▸ **TASK STATEMENT**: In the records below, find the lines that include "value" and copy each.

▸ **Entries from a dataset of interfaces**:

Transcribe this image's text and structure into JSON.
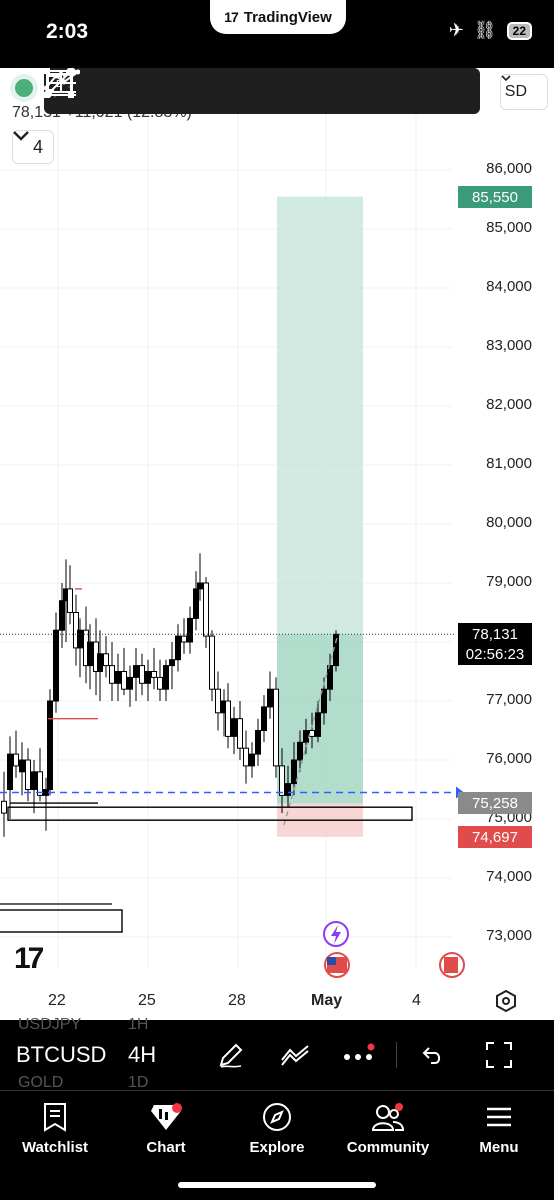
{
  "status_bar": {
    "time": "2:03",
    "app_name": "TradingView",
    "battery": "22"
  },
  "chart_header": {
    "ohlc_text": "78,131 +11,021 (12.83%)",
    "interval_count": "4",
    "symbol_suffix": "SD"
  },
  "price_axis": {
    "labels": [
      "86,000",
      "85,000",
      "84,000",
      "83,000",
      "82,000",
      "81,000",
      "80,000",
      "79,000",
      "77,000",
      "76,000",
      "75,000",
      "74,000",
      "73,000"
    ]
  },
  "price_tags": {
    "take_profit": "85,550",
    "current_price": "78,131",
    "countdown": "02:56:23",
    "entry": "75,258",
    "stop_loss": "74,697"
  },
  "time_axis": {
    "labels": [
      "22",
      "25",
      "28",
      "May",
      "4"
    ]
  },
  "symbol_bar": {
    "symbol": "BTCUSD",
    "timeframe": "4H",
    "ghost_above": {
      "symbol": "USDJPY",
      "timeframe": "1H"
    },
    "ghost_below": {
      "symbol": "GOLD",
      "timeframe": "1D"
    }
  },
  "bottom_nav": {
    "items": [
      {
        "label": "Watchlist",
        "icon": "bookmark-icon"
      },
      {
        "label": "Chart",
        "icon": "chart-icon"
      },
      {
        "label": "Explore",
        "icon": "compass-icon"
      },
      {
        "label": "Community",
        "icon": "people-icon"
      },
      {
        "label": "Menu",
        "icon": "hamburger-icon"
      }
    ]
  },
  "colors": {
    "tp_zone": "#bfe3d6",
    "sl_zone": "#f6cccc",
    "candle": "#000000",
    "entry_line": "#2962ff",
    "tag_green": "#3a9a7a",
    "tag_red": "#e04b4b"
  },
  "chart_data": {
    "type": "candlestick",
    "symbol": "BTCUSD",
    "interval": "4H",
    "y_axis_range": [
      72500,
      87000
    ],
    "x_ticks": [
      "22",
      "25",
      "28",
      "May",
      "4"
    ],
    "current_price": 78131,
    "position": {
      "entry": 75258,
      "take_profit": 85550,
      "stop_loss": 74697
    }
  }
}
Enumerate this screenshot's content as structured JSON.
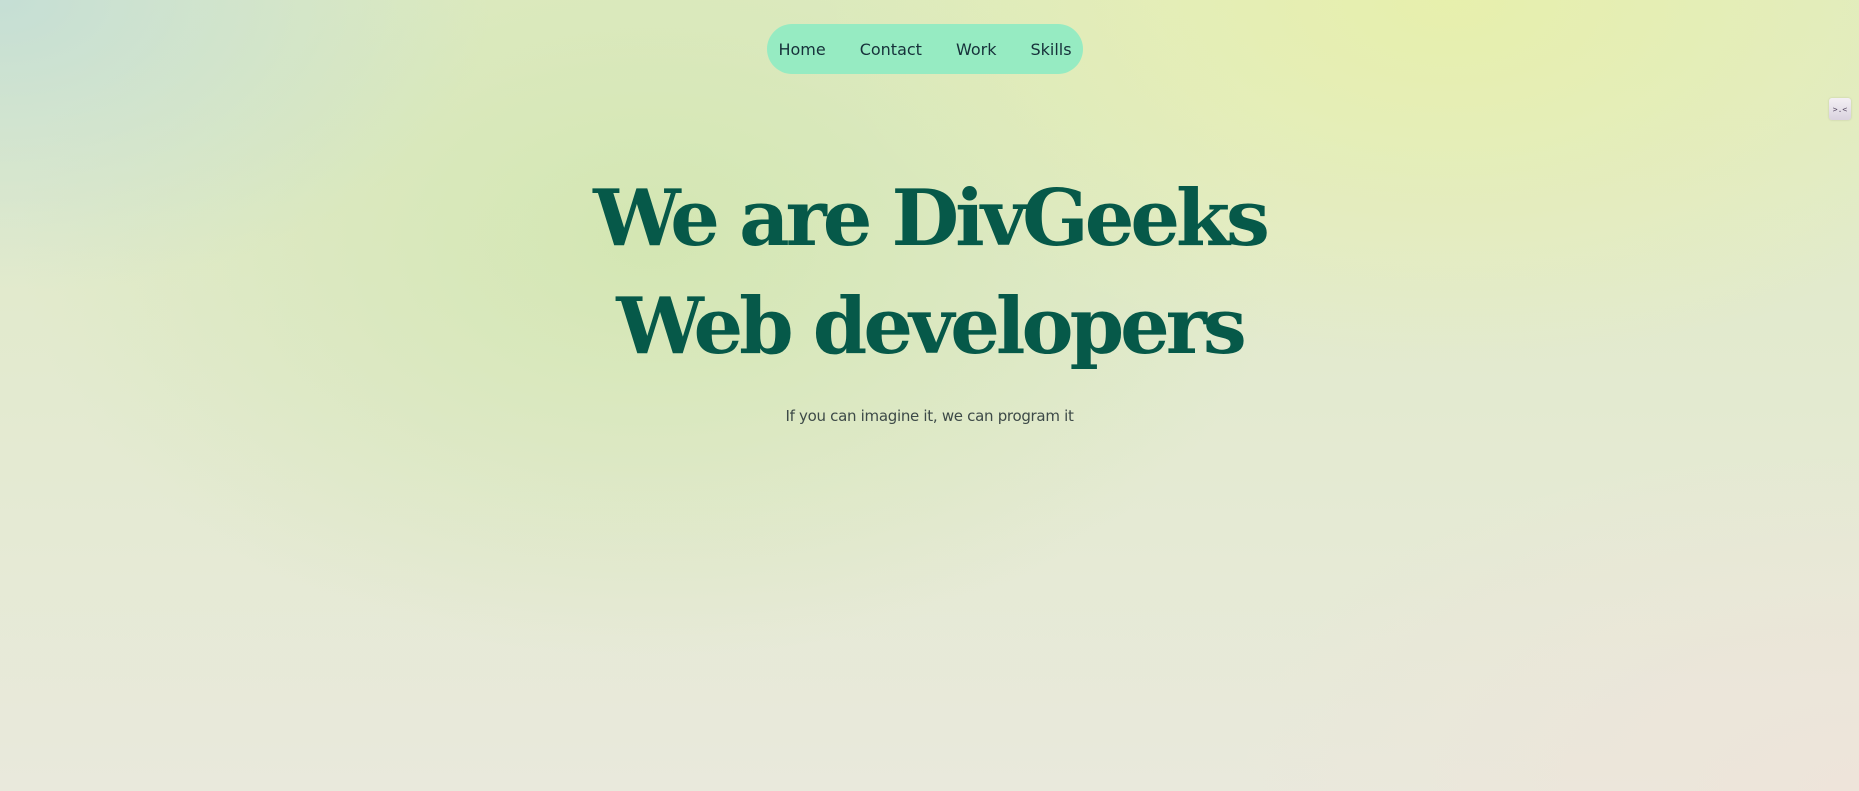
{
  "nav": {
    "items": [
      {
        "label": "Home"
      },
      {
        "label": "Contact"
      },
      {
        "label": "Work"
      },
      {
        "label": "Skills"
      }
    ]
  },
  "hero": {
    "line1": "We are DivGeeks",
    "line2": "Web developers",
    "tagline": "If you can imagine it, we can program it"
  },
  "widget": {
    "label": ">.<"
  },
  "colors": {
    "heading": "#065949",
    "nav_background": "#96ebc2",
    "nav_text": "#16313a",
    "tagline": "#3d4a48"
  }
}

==

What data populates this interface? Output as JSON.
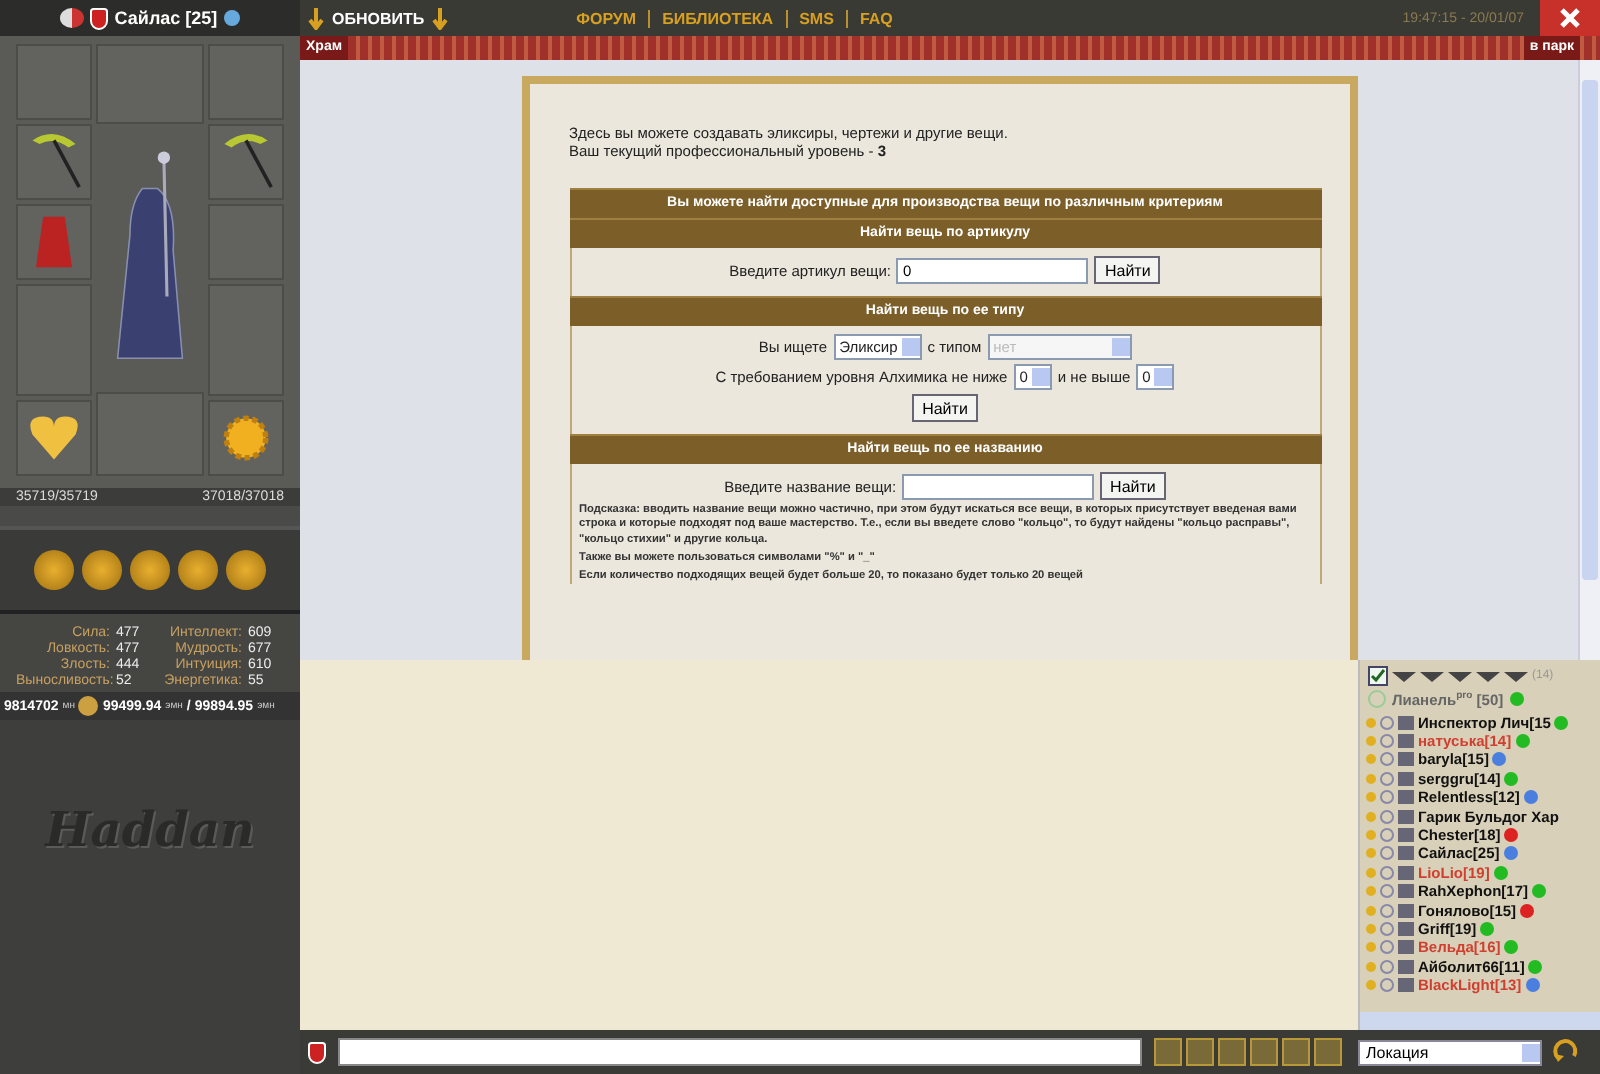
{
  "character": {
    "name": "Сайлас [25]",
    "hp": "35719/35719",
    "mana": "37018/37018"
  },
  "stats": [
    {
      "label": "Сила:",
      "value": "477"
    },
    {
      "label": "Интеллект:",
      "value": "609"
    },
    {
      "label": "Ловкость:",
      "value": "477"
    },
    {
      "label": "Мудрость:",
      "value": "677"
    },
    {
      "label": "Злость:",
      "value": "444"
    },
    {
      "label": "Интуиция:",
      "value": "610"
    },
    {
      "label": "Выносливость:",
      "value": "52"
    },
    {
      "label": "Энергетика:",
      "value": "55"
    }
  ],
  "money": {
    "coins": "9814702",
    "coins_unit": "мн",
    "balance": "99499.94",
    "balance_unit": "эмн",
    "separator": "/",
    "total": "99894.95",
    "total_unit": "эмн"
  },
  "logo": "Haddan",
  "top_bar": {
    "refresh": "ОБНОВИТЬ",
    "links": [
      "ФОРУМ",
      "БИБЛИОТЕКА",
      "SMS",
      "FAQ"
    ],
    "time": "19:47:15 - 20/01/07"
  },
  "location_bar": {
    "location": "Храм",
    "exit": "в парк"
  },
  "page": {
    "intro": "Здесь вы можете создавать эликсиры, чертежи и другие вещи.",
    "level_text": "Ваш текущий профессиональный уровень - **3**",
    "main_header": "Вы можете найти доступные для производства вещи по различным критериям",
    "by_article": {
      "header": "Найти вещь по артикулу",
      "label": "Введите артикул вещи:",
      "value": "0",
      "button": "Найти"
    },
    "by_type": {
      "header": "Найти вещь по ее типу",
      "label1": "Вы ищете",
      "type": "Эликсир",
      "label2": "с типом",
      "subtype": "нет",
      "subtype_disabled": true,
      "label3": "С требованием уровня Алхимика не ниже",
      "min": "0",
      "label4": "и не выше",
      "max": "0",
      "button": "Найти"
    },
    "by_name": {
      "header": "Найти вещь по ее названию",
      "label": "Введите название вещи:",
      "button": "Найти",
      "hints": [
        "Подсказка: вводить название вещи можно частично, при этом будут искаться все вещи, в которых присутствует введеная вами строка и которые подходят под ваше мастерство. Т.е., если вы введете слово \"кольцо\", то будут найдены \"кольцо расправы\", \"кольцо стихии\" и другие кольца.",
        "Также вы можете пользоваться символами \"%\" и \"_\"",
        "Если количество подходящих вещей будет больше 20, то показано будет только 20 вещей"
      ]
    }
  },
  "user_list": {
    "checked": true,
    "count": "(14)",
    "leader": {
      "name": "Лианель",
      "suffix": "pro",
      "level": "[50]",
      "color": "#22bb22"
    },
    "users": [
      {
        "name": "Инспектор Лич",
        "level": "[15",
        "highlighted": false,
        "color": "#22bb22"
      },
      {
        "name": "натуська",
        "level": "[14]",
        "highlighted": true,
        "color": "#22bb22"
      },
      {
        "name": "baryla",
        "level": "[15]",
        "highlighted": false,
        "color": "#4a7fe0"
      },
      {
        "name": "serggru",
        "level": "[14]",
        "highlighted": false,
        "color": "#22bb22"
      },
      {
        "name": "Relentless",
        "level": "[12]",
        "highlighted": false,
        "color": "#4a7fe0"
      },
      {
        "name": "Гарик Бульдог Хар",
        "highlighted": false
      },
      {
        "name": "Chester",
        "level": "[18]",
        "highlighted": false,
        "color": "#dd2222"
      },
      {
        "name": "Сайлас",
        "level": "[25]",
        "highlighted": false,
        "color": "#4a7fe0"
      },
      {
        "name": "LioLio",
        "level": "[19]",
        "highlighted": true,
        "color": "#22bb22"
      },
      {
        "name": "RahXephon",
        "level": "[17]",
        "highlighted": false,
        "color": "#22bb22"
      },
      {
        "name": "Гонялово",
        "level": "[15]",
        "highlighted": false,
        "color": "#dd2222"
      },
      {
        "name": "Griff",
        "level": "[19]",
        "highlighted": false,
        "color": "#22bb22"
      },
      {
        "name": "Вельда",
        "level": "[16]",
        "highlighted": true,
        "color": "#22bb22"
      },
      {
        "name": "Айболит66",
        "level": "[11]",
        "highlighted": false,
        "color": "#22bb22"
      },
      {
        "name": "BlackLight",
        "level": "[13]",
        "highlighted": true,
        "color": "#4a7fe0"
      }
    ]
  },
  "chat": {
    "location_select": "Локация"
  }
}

▸ **REPLY TO THE EXERCISE**:
      "value": "477"
      "value": "609"
      "value": "477"
      "value": "677"
      "value": "444"
      "value": "610"
      "value": "52"
      "value": "55"
      "value": "0",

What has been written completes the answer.